• [Your objective]: When checking the entries below, count every line with the word "title", then give only that number.

──────── Extracted data ────────

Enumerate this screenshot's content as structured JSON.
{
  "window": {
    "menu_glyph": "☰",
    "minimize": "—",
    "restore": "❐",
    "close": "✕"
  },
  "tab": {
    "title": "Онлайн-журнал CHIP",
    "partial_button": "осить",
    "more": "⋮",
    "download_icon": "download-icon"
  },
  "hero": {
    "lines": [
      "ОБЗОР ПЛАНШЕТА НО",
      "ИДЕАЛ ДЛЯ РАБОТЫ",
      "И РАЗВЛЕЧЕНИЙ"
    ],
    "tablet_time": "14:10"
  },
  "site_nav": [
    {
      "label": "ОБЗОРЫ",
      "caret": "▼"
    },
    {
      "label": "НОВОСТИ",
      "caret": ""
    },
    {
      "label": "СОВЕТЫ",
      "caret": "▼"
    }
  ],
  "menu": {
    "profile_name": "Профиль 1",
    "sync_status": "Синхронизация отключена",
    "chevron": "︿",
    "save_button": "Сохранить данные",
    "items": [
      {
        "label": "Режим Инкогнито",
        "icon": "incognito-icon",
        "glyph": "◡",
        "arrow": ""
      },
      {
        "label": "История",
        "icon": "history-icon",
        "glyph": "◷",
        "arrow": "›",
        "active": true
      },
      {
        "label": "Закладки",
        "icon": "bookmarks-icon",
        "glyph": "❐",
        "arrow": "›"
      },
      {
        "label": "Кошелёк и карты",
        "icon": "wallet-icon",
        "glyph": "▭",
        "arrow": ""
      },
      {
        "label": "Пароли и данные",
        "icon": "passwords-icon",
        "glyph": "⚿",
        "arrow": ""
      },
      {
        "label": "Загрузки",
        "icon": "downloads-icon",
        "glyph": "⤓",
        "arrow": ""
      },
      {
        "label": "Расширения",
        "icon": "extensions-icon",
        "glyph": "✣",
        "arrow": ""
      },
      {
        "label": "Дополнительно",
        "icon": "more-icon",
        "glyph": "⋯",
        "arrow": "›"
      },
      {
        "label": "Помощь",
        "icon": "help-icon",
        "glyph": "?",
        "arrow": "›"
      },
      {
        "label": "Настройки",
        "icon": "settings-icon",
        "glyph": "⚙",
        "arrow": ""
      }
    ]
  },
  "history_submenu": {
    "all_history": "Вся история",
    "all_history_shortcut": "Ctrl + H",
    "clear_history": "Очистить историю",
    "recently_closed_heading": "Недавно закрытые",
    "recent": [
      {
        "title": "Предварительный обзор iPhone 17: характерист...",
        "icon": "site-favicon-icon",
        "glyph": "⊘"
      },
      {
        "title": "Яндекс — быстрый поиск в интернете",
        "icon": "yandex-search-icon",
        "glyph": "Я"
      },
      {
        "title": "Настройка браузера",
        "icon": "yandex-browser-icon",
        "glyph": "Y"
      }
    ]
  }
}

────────

• [Task solution]: 4